BEGIN Provided data

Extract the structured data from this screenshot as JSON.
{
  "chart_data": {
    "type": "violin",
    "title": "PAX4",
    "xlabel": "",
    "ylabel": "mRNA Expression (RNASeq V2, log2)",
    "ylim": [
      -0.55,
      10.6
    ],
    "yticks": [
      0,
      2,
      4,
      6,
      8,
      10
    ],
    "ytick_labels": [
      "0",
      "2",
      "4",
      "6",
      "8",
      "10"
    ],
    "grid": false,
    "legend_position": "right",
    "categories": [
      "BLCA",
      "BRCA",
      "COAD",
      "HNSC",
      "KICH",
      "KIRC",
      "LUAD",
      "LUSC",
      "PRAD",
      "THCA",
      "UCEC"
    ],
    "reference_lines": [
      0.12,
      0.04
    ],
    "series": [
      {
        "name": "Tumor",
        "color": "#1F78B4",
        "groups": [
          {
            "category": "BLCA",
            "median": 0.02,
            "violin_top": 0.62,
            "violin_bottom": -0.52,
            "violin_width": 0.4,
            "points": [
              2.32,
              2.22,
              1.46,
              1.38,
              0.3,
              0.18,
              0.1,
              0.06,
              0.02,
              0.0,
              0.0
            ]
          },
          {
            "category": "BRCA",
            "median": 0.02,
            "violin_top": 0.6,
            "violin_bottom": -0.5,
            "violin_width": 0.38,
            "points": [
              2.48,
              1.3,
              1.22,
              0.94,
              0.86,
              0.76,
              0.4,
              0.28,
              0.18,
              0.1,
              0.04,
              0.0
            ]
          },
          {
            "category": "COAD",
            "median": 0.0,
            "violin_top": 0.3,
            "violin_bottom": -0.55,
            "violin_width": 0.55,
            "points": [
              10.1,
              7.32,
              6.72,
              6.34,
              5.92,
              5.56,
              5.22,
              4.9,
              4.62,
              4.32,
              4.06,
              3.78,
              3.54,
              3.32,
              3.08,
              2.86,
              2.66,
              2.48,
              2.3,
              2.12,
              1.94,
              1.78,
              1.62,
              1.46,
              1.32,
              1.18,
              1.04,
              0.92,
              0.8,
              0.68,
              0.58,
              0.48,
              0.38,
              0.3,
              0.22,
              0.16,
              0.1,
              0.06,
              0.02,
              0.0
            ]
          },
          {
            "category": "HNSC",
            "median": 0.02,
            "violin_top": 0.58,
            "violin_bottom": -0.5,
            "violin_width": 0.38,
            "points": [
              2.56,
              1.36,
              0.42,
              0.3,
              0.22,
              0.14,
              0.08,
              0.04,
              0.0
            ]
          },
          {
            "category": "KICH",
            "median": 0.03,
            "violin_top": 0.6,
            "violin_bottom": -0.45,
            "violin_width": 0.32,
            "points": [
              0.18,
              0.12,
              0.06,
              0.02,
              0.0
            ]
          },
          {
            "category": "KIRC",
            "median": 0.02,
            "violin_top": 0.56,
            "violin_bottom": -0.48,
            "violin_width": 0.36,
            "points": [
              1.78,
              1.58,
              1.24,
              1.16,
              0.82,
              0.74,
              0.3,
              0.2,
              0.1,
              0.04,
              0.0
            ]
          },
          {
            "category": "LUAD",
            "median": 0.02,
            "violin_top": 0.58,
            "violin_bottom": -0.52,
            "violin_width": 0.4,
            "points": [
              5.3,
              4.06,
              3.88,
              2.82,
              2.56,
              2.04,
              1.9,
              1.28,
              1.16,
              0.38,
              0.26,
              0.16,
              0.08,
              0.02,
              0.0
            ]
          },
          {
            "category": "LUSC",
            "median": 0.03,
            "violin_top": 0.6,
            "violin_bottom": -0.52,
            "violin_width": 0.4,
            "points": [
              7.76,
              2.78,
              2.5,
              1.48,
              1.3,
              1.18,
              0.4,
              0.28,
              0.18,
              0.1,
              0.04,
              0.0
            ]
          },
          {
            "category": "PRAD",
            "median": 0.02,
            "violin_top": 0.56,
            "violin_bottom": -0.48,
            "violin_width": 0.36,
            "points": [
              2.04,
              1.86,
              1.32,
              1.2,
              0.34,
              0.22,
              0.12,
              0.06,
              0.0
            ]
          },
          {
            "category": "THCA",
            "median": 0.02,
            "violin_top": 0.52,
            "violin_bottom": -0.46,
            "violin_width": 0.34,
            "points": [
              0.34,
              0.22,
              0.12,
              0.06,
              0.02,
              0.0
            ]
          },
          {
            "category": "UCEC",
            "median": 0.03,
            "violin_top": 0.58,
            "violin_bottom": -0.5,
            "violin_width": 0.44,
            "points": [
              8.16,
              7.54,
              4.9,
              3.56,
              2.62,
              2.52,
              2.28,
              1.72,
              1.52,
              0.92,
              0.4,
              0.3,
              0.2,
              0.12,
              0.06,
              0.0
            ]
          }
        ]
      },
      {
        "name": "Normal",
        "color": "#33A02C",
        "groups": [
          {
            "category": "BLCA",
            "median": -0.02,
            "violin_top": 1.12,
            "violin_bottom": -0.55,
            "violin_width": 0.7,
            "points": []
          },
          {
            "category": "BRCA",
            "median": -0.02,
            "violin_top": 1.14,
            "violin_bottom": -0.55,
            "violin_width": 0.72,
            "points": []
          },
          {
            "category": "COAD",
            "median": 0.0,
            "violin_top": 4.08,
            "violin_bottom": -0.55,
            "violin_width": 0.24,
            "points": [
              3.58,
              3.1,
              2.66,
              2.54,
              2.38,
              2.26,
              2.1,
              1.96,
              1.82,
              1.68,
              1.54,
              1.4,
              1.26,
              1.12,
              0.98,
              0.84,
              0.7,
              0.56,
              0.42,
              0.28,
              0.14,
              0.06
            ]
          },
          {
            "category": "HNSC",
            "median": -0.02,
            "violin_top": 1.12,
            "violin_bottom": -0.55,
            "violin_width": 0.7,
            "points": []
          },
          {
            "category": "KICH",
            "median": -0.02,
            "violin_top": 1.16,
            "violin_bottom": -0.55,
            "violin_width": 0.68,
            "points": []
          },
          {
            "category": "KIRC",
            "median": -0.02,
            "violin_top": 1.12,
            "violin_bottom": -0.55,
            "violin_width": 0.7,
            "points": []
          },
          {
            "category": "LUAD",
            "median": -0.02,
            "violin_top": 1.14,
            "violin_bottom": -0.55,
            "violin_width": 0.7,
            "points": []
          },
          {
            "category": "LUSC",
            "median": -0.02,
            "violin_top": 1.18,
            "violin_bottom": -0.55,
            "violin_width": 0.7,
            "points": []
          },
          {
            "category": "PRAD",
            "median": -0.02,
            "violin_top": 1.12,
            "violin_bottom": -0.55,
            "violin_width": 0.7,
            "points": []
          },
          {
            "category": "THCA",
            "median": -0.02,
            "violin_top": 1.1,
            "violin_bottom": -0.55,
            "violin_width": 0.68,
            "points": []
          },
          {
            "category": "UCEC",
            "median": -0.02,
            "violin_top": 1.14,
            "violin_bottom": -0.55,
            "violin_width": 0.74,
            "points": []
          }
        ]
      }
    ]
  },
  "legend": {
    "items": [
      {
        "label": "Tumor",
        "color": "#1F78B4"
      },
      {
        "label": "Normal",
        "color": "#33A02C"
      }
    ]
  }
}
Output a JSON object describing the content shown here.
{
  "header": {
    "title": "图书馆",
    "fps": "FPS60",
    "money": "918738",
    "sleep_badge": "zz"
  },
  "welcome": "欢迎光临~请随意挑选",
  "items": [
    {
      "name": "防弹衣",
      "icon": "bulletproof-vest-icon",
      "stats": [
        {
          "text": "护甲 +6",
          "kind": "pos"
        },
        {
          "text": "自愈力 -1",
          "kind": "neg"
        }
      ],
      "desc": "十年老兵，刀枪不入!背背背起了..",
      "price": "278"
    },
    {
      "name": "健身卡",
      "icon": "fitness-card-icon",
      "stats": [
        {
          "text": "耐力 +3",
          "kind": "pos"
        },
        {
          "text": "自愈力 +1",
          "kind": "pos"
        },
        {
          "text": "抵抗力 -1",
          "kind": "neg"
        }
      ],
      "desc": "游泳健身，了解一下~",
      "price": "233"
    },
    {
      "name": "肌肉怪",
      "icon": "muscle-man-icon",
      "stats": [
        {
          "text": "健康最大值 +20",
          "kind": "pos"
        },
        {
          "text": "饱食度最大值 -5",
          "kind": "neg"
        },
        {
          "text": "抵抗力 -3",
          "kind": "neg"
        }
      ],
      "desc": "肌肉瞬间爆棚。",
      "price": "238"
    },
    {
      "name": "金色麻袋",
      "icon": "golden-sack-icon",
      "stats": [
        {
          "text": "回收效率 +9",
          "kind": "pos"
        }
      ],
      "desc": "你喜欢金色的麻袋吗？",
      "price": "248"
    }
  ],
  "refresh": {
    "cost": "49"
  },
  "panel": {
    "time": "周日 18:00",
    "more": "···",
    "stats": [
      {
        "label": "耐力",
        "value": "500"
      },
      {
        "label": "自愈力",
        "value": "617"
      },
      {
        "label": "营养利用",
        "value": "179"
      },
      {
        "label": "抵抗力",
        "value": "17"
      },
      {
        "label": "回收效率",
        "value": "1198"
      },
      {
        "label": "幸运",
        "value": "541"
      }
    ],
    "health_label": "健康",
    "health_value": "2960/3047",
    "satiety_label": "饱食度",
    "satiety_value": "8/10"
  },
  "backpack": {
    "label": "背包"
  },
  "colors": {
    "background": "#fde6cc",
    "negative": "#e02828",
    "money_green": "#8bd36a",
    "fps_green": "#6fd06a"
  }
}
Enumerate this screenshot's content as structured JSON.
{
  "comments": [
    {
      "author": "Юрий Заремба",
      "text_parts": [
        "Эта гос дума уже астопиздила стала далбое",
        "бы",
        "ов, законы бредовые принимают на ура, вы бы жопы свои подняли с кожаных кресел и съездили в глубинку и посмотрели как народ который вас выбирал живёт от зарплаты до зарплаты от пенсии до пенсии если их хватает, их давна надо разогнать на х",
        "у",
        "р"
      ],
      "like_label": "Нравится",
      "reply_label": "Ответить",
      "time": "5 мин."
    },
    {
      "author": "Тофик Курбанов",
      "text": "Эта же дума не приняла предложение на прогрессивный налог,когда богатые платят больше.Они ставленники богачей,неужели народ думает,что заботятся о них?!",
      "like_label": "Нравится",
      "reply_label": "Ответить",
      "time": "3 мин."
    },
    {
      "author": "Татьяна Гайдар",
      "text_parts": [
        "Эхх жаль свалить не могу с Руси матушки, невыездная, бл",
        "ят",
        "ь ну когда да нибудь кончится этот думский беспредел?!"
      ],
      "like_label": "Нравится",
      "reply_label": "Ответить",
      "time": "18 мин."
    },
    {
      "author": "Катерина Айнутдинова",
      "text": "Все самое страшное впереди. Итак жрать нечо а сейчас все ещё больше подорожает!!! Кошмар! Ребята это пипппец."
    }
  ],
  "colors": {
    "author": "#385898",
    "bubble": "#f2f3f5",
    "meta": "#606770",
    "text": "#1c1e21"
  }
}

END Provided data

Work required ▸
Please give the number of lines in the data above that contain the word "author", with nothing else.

Solution below ▸
5